A dark, smooth, relatively uncratered area on Mercury was photographed (FDS 226) two hours after Mariner 10 flew by the planet on March 29 from a range of 86,000 kilometers (54,000 miles). Above and to the left of center is a surface similar to the main material of Earth's moon. It embays and covers rougher, older, heavily cratered topography like that, which can be seen in both upper corners of this picture. The history of heavy cratering seems to be followed by volcanic filling, similar to the process on the Moon. The prominent, sharp crater with a central peak (center) is 30 kilometers (19 miles) across. It is located on the upper left edge of a very bright surface area. The bright crater, to its right is 10 kilometers (6 miles) in diameter.

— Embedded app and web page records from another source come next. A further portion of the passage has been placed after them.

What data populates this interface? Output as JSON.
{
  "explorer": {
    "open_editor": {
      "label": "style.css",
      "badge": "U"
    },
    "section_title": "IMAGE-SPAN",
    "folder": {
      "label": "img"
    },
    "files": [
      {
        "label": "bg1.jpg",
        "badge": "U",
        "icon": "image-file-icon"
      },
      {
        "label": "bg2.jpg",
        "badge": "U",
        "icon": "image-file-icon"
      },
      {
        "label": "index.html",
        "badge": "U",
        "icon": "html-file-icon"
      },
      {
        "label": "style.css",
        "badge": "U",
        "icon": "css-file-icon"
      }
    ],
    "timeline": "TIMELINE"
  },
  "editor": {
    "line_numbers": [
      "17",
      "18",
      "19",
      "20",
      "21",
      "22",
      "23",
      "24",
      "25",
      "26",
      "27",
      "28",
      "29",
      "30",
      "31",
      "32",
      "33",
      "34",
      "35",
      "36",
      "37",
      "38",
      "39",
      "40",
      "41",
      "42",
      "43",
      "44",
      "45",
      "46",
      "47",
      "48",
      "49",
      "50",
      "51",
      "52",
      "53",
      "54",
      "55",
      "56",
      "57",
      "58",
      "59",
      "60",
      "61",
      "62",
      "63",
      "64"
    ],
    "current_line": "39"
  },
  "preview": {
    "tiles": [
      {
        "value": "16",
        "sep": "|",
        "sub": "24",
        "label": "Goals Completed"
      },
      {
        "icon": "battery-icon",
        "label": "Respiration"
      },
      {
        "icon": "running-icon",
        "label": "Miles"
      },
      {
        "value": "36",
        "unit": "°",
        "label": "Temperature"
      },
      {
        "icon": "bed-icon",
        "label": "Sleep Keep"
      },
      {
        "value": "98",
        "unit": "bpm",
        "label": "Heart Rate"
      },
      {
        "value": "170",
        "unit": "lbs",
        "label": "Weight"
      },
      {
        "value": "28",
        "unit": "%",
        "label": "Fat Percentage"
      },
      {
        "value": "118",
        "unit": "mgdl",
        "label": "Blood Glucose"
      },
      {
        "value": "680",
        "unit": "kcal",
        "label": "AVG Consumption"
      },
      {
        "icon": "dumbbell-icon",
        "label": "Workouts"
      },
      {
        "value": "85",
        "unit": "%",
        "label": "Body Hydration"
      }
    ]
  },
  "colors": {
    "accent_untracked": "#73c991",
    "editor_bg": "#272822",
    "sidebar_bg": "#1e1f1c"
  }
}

The sun is from the right.

The Mariner 10 mission, managed by the Jet Propulsion Laboratory for NASA's Office of Space Science, explored Venus in February 1974 on the way to three encounters with Mercury-in March and September 1974 and in March 1975. The spacecraft took more than 7,000 photos of Mercury, Venus, the Earth and the Moon.

Image details

ID#:
PIA02412

Date added:
1999-10-08

Target:
Mercury

Mission:
MVM

Spacecraft:
Mariner 10

Instruments:
Imaging Science Subsystem - Narrow Angle

Size:
356 x 311 pixels (width x height)

Rating:



Views:
2,477

Full-Res TIFF:
PIA02412.tif (0.11 MB)

Full-Res JPG:
PIA02412.jpg (0.02 MB)

Image credit:
NASA/JPL